1. Four fingers under the rim. No exceptions. Changes of grip are a waste of time and sacrifice economy of motion. It is one more thing that you need to change depending on where you are throwing. One more thing that can go wrong. This is similar to people who change the angle of the disc when pivoting from backhand to forehand. Keep it parallel to the ground; keep it simple.

2. When stepping out to throw a backhand, step parallel to the direction that you mean to throw. There are small exceptions to this based on where the mark is, but for the most part, this gives you the optimal amount of torque to deliver the disc wherever you please. You can also step out parallel and keep your eyes on the target.

3. Never take your eyes off of the target. Many new players and some experienced players look down at the disc or look away from the target just prior to release. This is a horrible thing to do.

4. Use your off-arm to balance and enhance your throwing motion. It gives you counterweight and allows you to generate more power. That is, when you follow through, both your left and right arms should be going in the direction of your throw during and after your release.

5. Stop airbouncing. The plane that your wrist snaps in and that your arm travels in should be one and the same. If they are not the same, your throw will either airbounce or wobble on release. Picture two rails between which your arm and the disc will travel. There is jsut enough space for both, but if you change the angle of the disc relative to your arm, you will hit the rails. The rails will tilt with your arm's motion, but not witht he disc's angle. (This is easier to explain in person.)

6. "Throw out, not up." That is to say, many beginners try to increase their distance by increasing the height of their throws. Your momentum should lead you forward after you release. Think of the first step that you would take if you were running from your backhand stance. That is where you should go after you release. This will focus your energy in a lateral direction instead of vertically. It will also help you in running immediately after the throw.

7. Not bending the waist to throw low is a crucial piece of advice from Tarr.

8. When throwing a low backhand, don't airbounce it in order to get it to your receiver, throw on a straight line from your release point to the receiver's hands. (As you improve as a thrower, and as you get comfortable with OI and IO throwrs, maintaining one plane becomes less significant, but not airbouncing is still vital-- the wind destroys throwers who rely on an airbounce.)

9. Tarr answerd the power question best-- it is convincing your entire body to work in concert toward one goal. That being said, I find that most of my power on backhands comes from my trunk/hips. The rest of my body just does what my trunk/hips dictate.

10. The best way to teach is to observe your students throwing and provide small tips and things to focus on. Then, brainwash them into working on those things when throwing with friends or when throwing alone. Give them goals to achieve (small ones, like snapping your wrist as hard as possible on every throw) and then check their progress when you next work with them.
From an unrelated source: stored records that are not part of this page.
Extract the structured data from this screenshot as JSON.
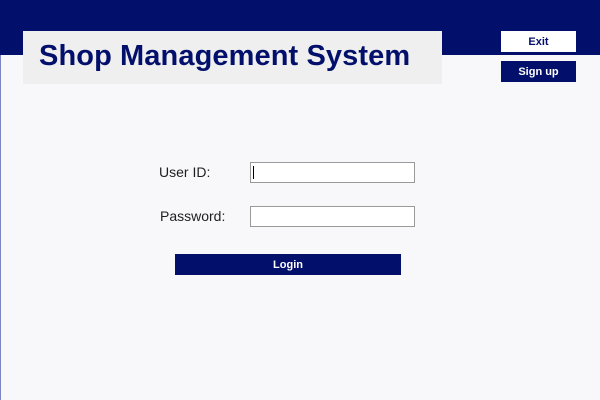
{
  "header": {
    "title": "Shop Management System",
    "band_color": "#03106b",
    "exit_label": "Exit",
    "signup_label": "Sign up"
  },
  "login_form": {
    "user_id_label": "User ID:",
    "user_id_value": "",
    "password_label": "Password:",
    "password_value": "",
    "login_label": "Login"
  },
  "colors": {
    "accent": "#03106b",
    "background": "#f8f8fa",
    "title_box": "#efefef"
  }
}
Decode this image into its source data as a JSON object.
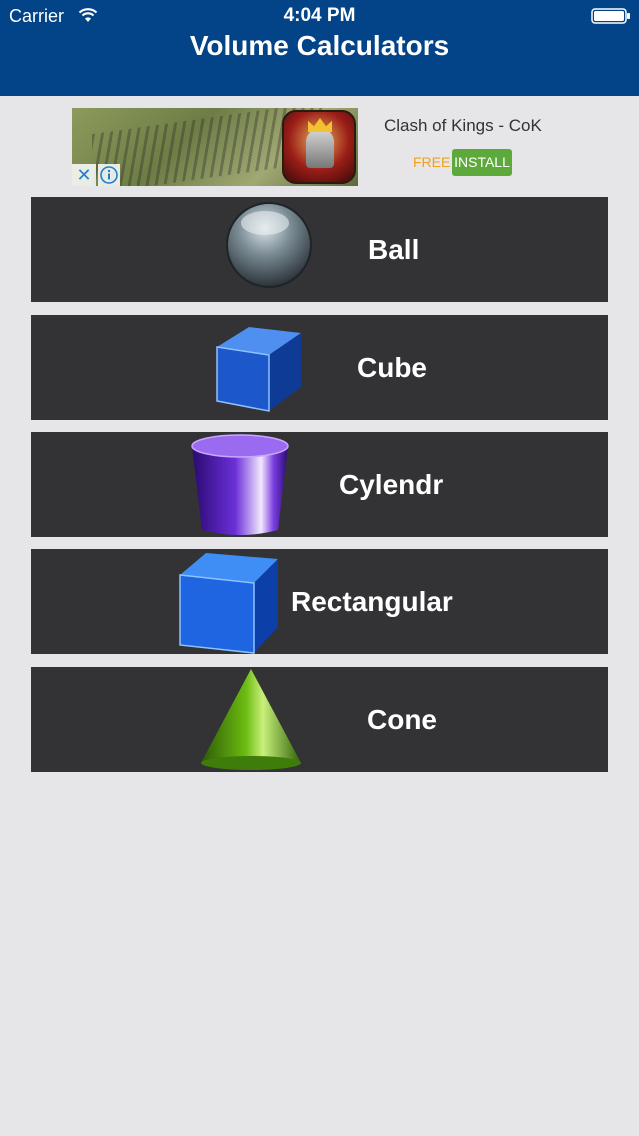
{
  "status_bar": {
    "carrier": "Carrier",
    "time": "4:04 PM"
  },
  "header": {
    "title": "Volume Calculators",
    "color": "#024487"
  },
  "ad": {
    "app_name": "Clash of Kings - CoK",
    "price": "FREE",
    "install_label": "INSTALL",
    "install_color": "#5ea93c"
  },
  "calculators": [
    {
      "label": "Ball",
      "icon": "sphere-icon"
    },
    {
      "label": "Cube",
      "icon": "cube-icon"
    },
    {
      "label": "Cylendr",
      "icon": "cylinder-icon"
    },
    {
      "label": "Rectangular",
      "icon": "rectangular-prism-icon"
    },
    {
      "label": "Cone",
      "icon": "cone-icon"
    }
  ]
}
The link to the post by BLW has some great ways to work on those things.

JB said...

I've found that training the off hand (ie. left hand if you are right-handed, and right hand if you are left-handed) is really helpful for people just learning the flick. Try 10 or 20 throws with the off hand and then switch back to the good hand. You should notice marked improvement in the good hand.